A new study shows that, as a person gets older, having a healthy pair of lungs helps maintain “fluid” reasoning — the ability to think logically and solve problems in novel situations, independent of previous knowledge.
However, poor lung health did not appear to harm memory or lead to any significant loss of stored knowledge, according to the research published in the journal Psychological Science.
Ohio State University researchers used data from a Swedish study of aging that followed participants’ health for almost two decades. An analysis determined that reduced lung function can lead to cognitive loss but that problems with cognition do not affect lung health.
“The logical conclusion from this is that anything you could do to maintain lung function should be of benefit to fluid cognitive performance as well,” said lead author Charles Emery, Ph.D., professor of psychology at Ohio State.
“Maintaining an exercise routine and stopping smoking would be two primary methods. Nutritional factors and minimizing environmental exposure to pollutants also come into play.”
The study offers insight into the process of human aging. While one theory of aging suggests that all functions slow down at the same rate, this study shows that some aspects of functional decline contribute to a change in the rate of other areas of decline.

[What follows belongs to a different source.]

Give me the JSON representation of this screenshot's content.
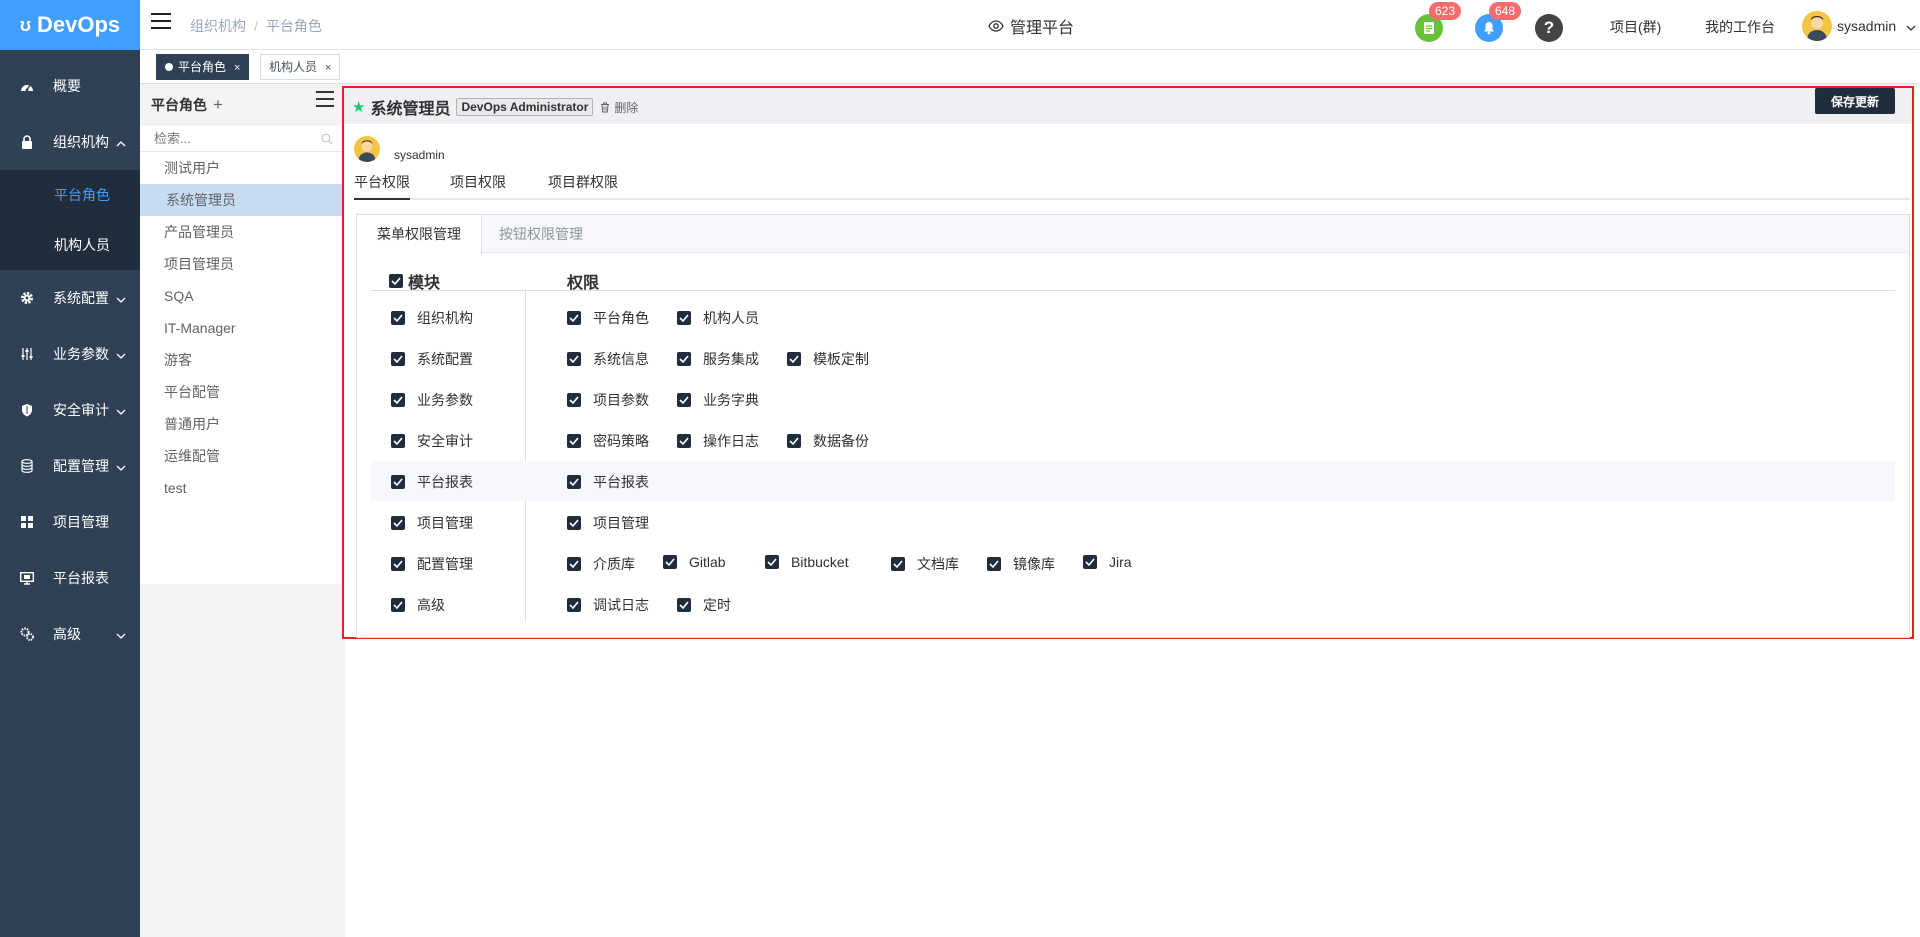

“In this case, pulmonary functioning may be contributing to other aspects of functioning,” Emery said. “It starts to speak to the bigger question: What are the processes involved in aging?”
The study sample included 832 participants between ages 50 and 85 who were assessed in up to seven waves of testing over 19 years as part of the Swedish Adoption/Twin Study of Aging. The researchers used data from pulmonary and cognitive tests conducted in the Swedish study.
They measured lung function in two ways: forced expiratory volume, or how much air a person can push out of the lungs in one second, and forced vital capacity, the volume of air that is blown out after a deep inhalation.
The participants completed cognitive tests that measured verbal abilities associated with stored knowledge, memory, spatial abilities related to problem-solving, and processing speed, including the ability to write correct responses quickly.
“We were looking for effects in both directions. We had previously looked in simpler models and found that pulmonary function did predict cognitive function, but there are some studies that show the opposite direction. It was important for us to go into this with an open mind and use this modeling to test both directions,” Emery said.
The study also showed that changes in cognitive function did not predict lung outcomes.
“In these models the relationship is consistently moving from pulmonary function to cognitive function and not the other way,” said Emery, also a professor of internal medicine and an investigator in Ohio State’s Institute for Behavioral Medicine Research.
“We know, for example, that the speed at which people can perform the processing task does decline with age. But now we have data that suggests pulmonary function actually predicts that decline,” he said.
The researchers speculate that reduced lung health could lower the availability of oxygen in the blood which might affect chemicals that transmit signals between brain cells.
Source: Ohio State University